Updated: May 26, 2010 10:47 AM EDT

WASHINGTON (AP) - Unintended acceleration in Toyota vehicles may

have been involved in the deaths of 89 people over the past decade,

upgrading the number of deaths possibly linked to the massive

recalls, the government said Tuesday.

The National Highway Traffic Safety Administration said that

from 2000 to mid-May, it had received more than 6,200 complaints

involving sudden acceleration in Toyota vehicles. The reports

include 89 deaths and 57 injuries over the same period. Previously,

52 deaths had been suspected of being connected to the problem.

Toyota Motor Corp. has recalled more than 8 million vehicles

worldwide since last fall because of problems with gas pedals,

floor mats and brakes. The Japanese automaker paid a record $16.4

million fine for its slow response to an accelerator pedal recall

and is facing hundreds of state and federal lawsuits.

Toyota said in a statement that it "sympathizes with the

individuals and families involved in any accident involving our

vehicles. We are making an all-out effort to ensure our vehicles

are safe and we remain committed to investigating reported

incidents of unintended acceleration in our vehicles quickly."

The automaker said "many complaints in the NHTSA database, for

any manufacturer, lack sufficient detail that could help identify

the cause of an accident. We will continue to work in close

partnership with law enforcement agencies and federal regulators

with jurisdiction over accident scenes whenever requested."

In the aftermath of the recalls, Congress is considering

upgrading auto safety laws to stiffen potential penalties against

automakers, give the government more powers to demand a recall and

push car companies to meet new safety standards.

Toyota's U.S. sales chief, Jim Lentz, told Congress last week

that dealers have fixed nearly 3.5 million vehicles under the

recall and the company and its dealers have conducted 2,000

inspections of vehicles.
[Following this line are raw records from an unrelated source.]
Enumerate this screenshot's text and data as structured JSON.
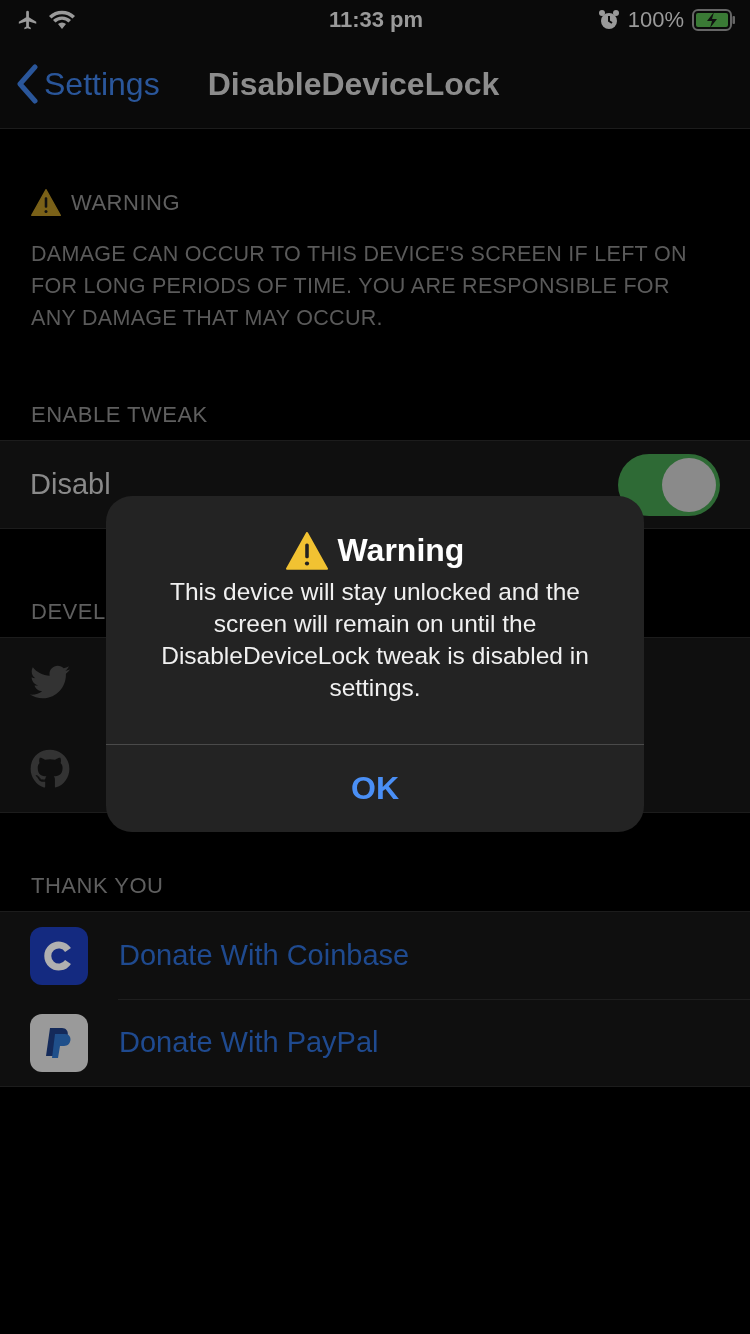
{
  "status_bar": {
    "time": "11:33 pm",
    "battery": "100%"
  },
  "nav": {
    "back": "Settings",
    "title": "DisableDeviceLock"
  },
  "sections": [
    {
      "kind": "warning",
      "header": "WARNING",
      "footer": "DAMAGE CAN OCCUR TO THIS DEVICE'S SCREEN IF LEFT ON FOR LONG PERIODS OF TIME. YOU ARE RESPONSIBLE FOR ANY DAMAGE THAT MAY OCCUR."
    },
    {
      "kind": "toggle",
      "header": "ENABLE TWEAK",
      "rows": [
        {
          "label": "Disabl",
          "on": true
        }
      ]
    },
    {
      "kind": "icons",
      "header": "DEVEL",
      "rows": [
        {
          "kind": "bird"
        },
        {
          "kind": "cat"
        }
      ]
    },
    {
      "kind": "links",
      "header": "THANK YOU",
      "rows": [
        {
          "kind": "coin",
          "label": "Donate With Coinbase"
        },
        {
          "kind": "pay",
          "label": "Donate With PayPal"
        }
      ]
    }
  ],
  "alert": {
    "title": "Warning",
    "message": "This device will stay unlocked and the screen will remain on until the DisableDeviceLock tweak is disabled in settings.",
    "button": "OK"
  }
}
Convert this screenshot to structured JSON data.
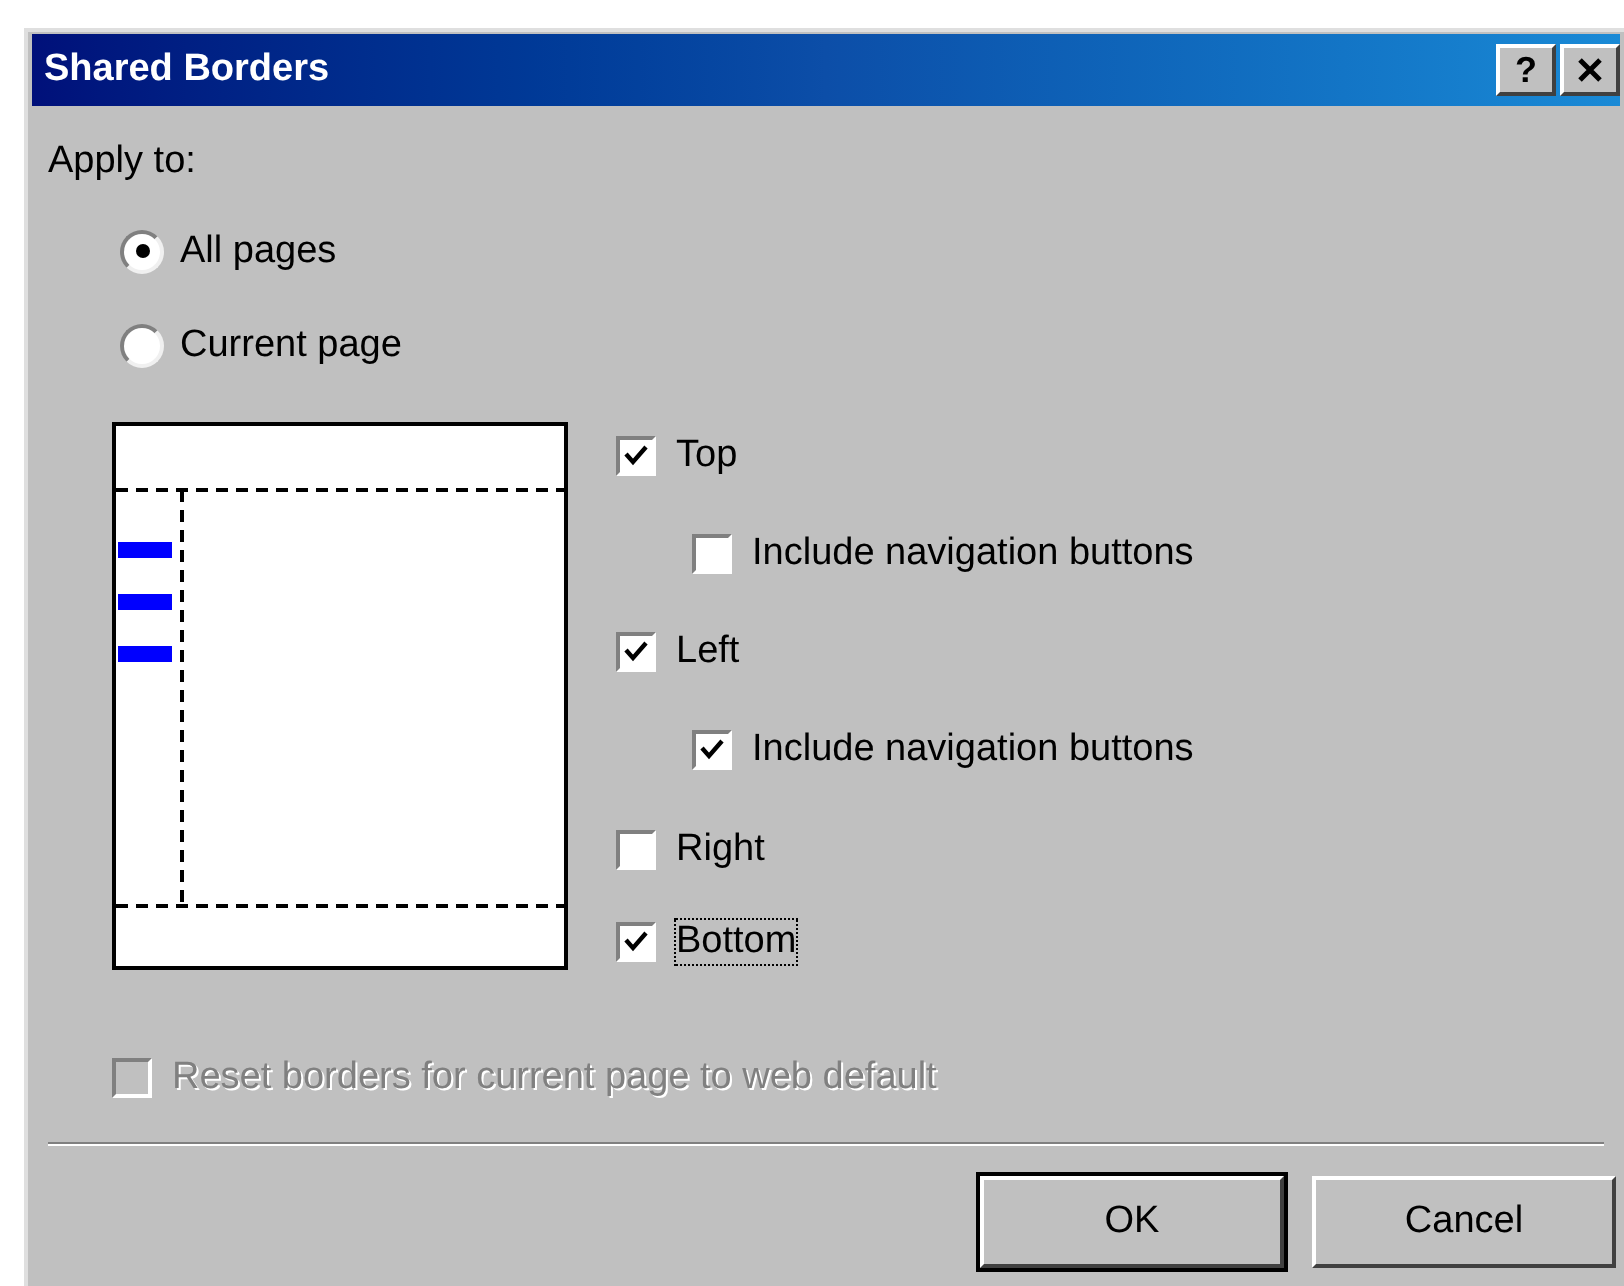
{
  "window": {
    "title": "Shared Borders",
    "help_button": "?"
  },
  "apply_to": {
    "label": "Apply to:",
    "options": [
      {
        "label": "All pages",
        "selected": true
      },
      {
        "label": "Current page",
        "selected": false
      }
    ]
  },
  "borders": [
    {
      "label": "Top",
      "checked": true,
      "focused": false,
      "children": [
        {
          "label": "Include navigation buttons",
          "checked": false
        }
      ]
    },
    {
      "label": "Left",
      "checked": true,
      "focused": false,
      "children": [
        {
          "label": "Include navigation buttons",
          "checked": true
        }
      ]
    },
    {
      "label": "Right",
      "checked": false,
      "focused": false
    },
    {
      "label": "Bottom",
      "checked": true,
      "focused": true
    }
  ],
  "reset": {
    "label": "Reset borders for current page to web default",
    "checked": false,
    "disabled": true
  },
  "buttons": [
    {
      "label": "OK",
      "default": true
    },
    {
      "label": "Cancel",
      "default": false
    }
  ]
}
Lentz said there was no evidence that

electronics are to blame for the sudden acceleration reports.

NHTSA administrator David Strickland told lawmakers the agency

had spoken to nearly 100 vehicle owners who said they had
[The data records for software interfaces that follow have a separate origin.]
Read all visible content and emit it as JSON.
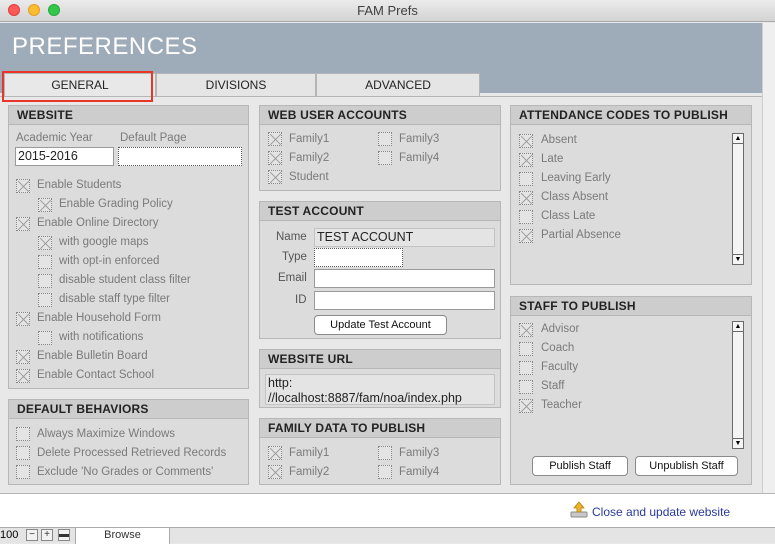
{
  "window": {
    "title": "FAM Prefs"
  },
  "header": {
    "title": "PREFERENCES"
  },
  "tabs": [
    {
      "label": "GENERAL",
      "active": true
    },
    {
      "label": "DIVISIONS",
      "active": false
    },
    {
      "label": "ADVANCED",
      "active": false
    }
  ],
  "website": {
    "heading": "WEBSITE",
    "academic_year_label": "Academic Year",
    "academic_year_value": "2015-2016",
    "default_page_label": "Default Page",
    "default_page_value": "",
    "options": [
      {
        "label": "Enable Students",
        "checked": true
      },
      {
        "label": "Enable Grading Policy",
        "checked": true
      },
      {
        "label": "Enable Online Directory",
        "checked": true
      },
      {
        "label": "with google maps",
        "checked": true
      },
      {
        "label": "with opt-in enforced",
        "checked": false
      },
      {
        "label": "disable student class filter",
        "checked": false
      },
      {
        "label": "disable staff type filter",
        "checked": false
      },
      {
        "label": "Enable Household Form",
        "checked": true
      },
      {
        "label": "with notifications",
        "checked": false
      },
      {
        "label": "Enable Bulletin Board",
        "checked": true
      },
      {
        "label": "Enable Contact School",
        "checked": true
      }
    ]
  },
  "default_behaviors": {
    "heading": "DEFAULT BEHAVIORS",
    "options": [
      {
        "label": "Always Maximize Windows",
        "checked": false
      },
      {
        "label": "Delete Processed Retrieved Records",
        "checked": false
      },
      {
        "label": "Exclude 'No Grades or Comments'",
        "checked": false
      }
    ]
  },
  "web_user_accounts": {
    "heading": "WEB USER ACCOUNTS",
    "options": [
      {
        "label": "Family1",
        "checked": true
      },
      {
        "label": "Family3",
        "checked": false
      },
      {
        "label": "Family2",
        "checked": true
      },
      {
        "label": "Family4",
        "checked": false
      },
      {
        "label": "Student",
        "checked": true
      }
    ]
  },
  "test_account": {
    "heading": "TEST ACCOUNT",
    "name_label": "Name",
    "name_value": "TEST ACCOUNT",
    "type_label": "Type",
    "type_value": "",
    "email_label": "Email",
    "email_value": "",
    "id_label": "ID",
    "id_value": "",
    "update_button": "Update Test Account"
  },
  "website_url": {
    "heading": "WEBSITE URL",
    "line1": "http:",
    "line2": "//localhost:8887/fam/noa/index.php"
  },
  "family_data": {
    "heading": "FAMILY DATA TO PUBLISH",
    "options": [
      {
        "label": "Family1",
        "checked": true
      },
      {
        "label": "Family3",
        "checked": false
      },
      {
        "label": "Family2",
        "checked": true
      },
      {
        "label": "Family4",
        "checked": false
      }
    ]
  },
  "attendance_codes": {
    "heading": "ATTENDANCE CODES TO PUBLISH",
    "options": [
      {
        "label": "Absent",
        "checked": true
      },
      {
        "label": "Late",
        "checked": true
      },
      {
        "label": "Leaving Early",
        "checked": false
      },
      {
        "label": "Class Absent",
        "checked": true
      },
      {
        "label": "Class Late",
        "checked": false
      },
      {
        "label": "Partial Absence",
        "checked": true
      }
    ]
  },
  "staff_to_publish": {
    "heading": "STAFF TO PUBLISH",
    "options": [
      {
        "label": "Advisor",
        "checked": true
      },
      {
        "label": "Coach",
        "checked": false
      },
      {
        "label": "Faculty",
        "checked": false
      },
      {
        "label": "Staff",
        "checked": false
      },
      {
        "label": "Teacher",
        "checked": true
      }
    ],
    "publish_button": "Publish Staff",
    "unpublish_button": "Unpublish Staff"
  },
  "footer": {
    "close_link": "Close and update website"
  },
  "statusbar": {
    "zoom": "100",
    "mode": "Browse"
  },
  "colors": {
    "header_bg": "#9eabb8",
    "tab_highlight": "#e8372a",
    "link": "#2a3a9a"
  }
}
unintended acceleration following a recall fix but NHTSA had not

seen pedal entrapment or sticky accelerators in any vehicles that

have been properly repaired.

The government is investigating acceleration problems in Toyotas

and a separate 15-month study by the National Academy of Sciences

is scheduled to begin in July.